_SUPPLIED ENTRIES_.
= = = = = = =
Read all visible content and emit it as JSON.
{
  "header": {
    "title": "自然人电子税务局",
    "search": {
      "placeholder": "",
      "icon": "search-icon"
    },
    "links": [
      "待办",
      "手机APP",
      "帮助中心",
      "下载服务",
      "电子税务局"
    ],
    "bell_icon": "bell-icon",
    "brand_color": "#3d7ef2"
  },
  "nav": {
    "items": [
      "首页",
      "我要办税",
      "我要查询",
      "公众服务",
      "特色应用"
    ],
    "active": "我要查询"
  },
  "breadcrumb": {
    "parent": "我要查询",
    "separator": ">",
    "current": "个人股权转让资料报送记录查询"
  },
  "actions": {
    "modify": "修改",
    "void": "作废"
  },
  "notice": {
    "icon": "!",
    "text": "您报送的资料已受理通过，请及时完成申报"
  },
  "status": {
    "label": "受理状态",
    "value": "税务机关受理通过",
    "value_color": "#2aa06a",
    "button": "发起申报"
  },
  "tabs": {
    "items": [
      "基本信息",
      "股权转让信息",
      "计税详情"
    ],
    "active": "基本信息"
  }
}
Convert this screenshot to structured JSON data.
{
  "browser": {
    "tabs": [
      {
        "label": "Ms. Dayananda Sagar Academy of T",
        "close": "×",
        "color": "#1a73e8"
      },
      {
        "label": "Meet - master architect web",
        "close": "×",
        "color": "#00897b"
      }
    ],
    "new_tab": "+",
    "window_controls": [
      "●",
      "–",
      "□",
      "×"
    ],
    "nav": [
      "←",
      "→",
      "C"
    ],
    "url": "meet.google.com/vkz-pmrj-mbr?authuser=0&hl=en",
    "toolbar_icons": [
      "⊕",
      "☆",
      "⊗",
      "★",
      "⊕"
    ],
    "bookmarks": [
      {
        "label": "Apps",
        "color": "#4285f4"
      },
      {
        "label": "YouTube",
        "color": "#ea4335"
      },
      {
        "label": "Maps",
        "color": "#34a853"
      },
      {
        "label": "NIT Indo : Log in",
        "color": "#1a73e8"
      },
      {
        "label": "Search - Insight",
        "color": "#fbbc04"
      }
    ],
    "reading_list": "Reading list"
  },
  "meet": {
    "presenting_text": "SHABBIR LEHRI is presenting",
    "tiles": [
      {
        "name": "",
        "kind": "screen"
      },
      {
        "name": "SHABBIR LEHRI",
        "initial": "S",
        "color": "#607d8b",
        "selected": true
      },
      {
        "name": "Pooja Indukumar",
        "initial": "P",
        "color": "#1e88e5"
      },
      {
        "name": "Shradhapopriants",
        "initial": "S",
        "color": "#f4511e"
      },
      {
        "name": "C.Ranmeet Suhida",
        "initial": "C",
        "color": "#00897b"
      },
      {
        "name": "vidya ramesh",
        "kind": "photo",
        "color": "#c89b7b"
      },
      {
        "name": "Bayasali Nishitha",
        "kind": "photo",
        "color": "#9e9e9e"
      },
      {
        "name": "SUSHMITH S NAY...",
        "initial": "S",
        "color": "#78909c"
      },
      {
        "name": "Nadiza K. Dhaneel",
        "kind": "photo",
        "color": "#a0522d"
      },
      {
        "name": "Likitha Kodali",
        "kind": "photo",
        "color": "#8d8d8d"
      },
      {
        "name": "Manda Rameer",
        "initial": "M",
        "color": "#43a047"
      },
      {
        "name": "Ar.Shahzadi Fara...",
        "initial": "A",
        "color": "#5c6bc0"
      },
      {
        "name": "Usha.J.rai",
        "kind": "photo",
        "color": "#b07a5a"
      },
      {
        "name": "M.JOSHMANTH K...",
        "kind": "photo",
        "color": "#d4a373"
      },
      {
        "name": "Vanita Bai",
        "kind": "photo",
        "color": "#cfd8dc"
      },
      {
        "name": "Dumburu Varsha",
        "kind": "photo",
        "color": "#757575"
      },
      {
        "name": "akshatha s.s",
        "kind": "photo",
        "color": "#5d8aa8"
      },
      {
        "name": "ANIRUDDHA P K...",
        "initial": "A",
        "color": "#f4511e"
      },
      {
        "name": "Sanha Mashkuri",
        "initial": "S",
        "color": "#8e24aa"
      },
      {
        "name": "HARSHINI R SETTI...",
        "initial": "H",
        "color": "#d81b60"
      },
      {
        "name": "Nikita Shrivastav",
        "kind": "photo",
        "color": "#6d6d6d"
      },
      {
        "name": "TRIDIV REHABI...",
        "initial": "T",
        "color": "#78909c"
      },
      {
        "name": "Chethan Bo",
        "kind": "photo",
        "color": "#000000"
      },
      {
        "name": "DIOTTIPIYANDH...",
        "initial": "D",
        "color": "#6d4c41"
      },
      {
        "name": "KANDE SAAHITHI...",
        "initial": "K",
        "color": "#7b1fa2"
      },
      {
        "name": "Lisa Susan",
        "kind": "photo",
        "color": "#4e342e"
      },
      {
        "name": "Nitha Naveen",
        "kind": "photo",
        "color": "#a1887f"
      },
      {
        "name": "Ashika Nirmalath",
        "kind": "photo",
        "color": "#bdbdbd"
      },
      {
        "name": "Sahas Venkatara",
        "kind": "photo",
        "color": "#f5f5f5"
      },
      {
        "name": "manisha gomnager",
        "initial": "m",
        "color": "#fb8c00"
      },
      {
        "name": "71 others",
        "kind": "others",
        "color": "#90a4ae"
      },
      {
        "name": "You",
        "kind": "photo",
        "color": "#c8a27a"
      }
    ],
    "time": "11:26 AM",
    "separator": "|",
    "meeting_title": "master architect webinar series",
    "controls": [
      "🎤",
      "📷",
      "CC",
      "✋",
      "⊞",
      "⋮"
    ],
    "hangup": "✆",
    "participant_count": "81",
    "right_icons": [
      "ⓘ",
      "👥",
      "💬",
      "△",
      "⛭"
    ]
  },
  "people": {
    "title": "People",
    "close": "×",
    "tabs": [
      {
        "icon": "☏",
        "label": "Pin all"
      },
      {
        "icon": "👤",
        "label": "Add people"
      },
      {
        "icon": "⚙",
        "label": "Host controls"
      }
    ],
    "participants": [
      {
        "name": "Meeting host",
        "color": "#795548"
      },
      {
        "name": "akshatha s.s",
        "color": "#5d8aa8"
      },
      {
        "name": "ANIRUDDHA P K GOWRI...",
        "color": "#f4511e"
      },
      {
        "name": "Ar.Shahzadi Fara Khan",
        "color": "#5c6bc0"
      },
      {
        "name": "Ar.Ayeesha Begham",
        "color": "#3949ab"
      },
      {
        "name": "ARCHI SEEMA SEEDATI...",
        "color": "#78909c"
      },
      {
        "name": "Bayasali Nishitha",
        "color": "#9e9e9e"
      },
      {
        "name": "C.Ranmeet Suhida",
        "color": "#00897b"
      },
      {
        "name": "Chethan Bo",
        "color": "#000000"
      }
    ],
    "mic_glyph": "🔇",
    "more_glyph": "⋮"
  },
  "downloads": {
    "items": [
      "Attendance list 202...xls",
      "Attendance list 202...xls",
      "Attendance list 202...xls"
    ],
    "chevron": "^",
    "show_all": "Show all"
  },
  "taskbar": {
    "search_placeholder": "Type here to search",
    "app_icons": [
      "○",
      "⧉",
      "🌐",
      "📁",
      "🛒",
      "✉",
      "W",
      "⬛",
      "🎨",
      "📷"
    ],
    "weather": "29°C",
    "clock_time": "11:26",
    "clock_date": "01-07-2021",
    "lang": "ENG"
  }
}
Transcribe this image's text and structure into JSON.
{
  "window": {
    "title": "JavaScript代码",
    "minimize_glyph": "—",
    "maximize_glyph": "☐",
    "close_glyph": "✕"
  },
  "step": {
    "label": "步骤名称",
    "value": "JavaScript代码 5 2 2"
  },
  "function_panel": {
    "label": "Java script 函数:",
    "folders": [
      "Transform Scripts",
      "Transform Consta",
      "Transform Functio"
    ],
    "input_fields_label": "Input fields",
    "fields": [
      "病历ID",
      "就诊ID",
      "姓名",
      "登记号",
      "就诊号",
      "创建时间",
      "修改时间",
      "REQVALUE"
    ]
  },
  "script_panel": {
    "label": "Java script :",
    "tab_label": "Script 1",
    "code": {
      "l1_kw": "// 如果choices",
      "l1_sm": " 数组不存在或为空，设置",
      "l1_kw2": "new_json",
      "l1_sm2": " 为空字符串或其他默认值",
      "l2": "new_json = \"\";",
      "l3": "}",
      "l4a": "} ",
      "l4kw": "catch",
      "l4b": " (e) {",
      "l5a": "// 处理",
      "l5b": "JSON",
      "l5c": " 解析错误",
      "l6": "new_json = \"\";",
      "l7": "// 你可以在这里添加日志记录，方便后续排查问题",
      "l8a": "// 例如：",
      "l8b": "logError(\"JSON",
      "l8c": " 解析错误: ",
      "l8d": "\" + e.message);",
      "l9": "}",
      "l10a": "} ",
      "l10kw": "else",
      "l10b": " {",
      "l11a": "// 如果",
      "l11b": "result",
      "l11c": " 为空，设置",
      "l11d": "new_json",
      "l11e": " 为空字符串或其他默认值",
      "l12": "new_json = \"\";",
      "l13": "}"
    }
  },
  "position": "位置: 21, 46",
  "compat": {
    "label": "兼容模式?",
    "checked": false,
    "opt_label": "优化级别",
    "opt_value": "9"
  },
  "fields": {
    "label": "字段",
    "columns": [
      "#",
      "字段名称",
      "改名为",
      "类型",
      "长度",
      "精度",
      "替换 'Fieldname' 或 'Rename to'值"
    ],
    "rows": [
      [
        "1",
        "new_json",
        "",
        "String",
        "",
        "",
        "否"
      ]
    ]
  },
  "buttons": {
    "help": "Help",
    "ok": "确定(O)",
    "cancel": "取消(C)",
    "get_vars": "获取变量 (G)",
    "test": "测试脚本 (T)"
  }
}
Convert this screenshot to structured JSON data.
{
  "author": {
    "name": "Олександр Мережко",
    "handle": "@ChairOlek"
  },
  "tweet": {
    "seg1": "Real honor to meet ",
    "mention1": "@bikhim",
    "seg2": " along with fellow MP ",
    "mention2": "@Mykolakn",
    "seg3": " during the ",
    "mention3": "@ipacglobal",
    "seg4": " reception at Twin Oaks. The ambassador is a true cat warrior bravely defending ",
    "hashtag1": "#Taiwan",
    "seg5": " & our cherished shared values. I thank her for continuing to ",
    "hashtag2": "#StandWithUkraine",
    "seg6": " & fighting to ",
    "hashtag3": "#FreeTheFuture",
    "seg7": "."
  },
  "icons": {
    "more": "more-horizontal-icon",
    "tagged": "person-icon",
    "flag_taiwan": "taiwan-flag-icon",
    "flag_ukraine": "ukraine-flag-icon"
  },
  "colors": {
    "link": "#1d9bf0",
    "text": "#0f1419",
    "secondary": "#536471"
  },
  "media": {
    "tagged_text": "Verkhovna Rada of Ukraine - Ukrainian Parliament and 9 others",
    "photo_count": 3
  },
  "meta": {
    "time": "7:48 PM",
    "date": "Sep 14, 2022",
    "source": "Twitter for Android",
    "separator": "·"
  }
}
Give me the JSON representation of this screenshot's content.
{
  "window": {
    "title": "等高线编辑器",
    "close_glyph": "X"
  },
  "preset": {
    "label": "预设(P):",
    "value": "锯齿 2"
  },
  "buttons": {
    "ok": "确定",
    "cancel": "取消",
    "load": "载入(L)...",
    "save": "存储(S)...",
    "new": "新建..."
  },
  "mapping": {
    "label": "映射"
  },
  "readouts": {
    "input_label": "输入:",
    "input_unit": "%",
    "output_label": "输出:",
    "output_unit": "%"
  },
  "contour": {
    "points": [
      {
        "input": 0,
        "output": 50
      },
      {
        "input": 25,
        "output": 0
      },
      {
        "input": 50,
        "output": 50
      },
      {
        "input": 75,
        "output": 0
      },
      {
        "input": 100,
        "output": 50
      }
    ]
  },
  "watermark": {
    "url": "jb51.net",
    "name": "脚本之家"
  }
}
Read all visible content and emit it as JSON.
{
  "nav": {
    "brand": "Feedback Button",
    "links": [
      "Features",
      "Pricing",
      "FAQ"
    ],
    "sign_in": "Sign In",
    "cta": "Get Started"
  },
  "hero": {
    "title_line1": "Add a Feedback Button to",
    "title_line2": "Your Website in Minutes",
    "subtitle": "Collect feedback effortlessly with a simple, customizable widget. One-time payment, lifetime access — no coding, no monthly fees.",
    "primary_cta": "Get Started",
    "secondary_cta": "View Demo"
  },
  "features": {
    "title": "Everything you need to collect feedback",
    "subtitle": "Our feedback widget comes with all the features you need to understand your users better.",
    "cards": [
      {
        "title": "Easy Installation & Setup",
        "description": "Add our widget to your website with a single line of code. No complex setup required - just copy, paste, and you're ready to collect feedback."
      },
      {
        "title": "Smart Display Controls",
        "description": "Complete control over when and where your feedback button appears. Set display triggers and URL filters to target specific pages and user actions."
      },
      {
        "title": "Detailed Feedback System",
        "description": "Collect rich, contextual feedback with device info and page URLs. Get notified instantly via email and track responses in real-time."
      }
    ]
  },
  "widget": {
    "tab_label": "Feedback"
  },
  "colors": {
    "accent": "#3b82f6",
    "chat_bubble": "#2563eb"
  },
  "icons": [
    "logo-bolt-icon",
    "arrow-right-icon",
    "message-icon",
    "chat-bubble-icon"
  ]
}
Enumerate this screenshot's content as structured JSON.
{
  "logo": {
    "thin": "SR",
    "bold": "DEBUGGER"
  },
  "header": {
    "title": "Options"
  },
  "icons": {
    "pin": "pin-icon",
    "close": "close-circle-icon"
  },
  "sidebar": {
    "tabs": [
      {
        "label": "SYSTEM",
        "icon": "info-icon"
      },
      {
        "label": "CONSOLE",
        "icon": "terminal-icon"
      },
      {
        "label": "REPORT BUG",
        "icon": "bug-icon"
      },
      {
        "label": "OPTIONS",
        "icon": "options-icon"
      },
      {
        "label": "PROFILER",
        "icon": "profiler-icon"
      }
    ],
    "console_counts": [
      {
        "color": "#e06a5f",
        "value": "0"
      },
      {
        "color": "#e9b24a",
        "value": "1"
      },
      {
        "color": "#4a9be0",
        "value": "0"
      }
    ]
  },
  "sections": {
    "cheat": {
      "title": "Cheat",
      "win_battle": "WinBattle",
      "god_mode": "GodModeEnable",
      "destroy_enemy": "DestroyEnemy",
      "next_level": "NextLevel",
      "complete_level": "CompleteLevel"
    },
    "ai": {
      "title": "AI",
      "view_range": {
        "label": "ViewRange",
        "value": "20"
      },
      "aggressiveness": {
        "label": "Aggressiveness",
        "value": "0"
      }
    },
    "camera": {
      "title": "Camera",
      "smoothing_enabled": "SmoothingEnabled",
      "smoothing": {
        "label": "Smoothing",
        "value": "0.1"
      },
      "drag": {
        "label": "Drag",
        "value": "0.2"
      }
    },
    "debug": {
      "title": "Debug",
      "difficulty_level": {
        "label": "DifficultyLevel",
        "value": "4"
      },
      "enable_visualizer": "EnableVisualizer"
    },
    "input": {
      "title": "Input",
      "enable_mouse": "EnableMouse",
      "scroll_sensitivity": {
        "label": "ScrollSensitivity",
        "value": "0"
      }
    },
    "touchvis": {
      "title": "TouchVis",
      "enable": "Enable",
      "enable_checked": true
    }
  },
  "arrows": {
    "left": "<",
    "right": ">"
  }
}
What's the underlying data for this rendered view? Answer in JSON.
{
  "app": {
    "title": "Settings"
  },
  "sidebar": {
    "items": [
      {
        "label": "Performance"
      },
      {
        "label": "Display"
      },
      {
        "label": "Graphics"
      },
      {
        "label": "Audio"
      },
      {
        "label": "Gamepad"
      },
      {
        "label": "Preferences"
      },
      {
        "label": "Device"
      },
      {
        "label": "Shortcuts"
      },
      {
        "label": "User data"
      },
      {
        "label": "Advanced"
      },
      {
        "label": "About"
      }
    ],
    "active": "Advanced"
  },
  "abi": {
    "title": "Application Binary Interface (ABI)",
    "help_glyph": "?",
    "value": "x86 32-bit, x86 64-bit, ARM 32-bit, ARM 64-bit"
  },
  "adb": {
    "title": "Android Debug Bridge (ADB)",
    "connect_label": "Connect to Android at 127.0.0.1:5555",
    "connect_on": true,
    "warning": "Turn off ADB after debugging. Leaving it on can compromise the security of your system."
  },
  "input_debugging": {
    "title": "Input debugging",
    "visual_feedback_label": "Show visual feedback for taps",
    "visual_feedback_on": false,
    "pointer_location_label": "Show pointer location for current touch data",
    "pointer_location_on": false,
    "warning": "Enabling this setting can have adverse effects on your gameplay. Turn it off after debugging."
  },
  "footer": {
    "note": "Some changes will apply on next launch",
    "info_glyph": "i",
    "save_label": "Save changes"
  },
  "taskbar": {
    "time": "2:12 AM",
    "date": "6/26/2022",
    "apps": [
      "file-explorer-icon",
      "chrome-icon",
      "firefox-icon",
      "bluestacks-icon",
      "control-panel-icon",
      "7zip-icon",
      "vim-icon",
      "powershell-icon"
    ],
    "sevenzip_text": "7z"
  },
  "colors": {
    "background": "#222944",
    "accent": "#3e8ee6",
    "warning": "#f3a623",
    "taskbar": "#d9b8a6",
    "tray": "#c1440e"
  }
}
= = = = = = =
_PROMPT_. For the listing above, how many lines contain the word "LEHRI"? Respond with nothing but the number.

_WRITTEN SOLUTION_. 2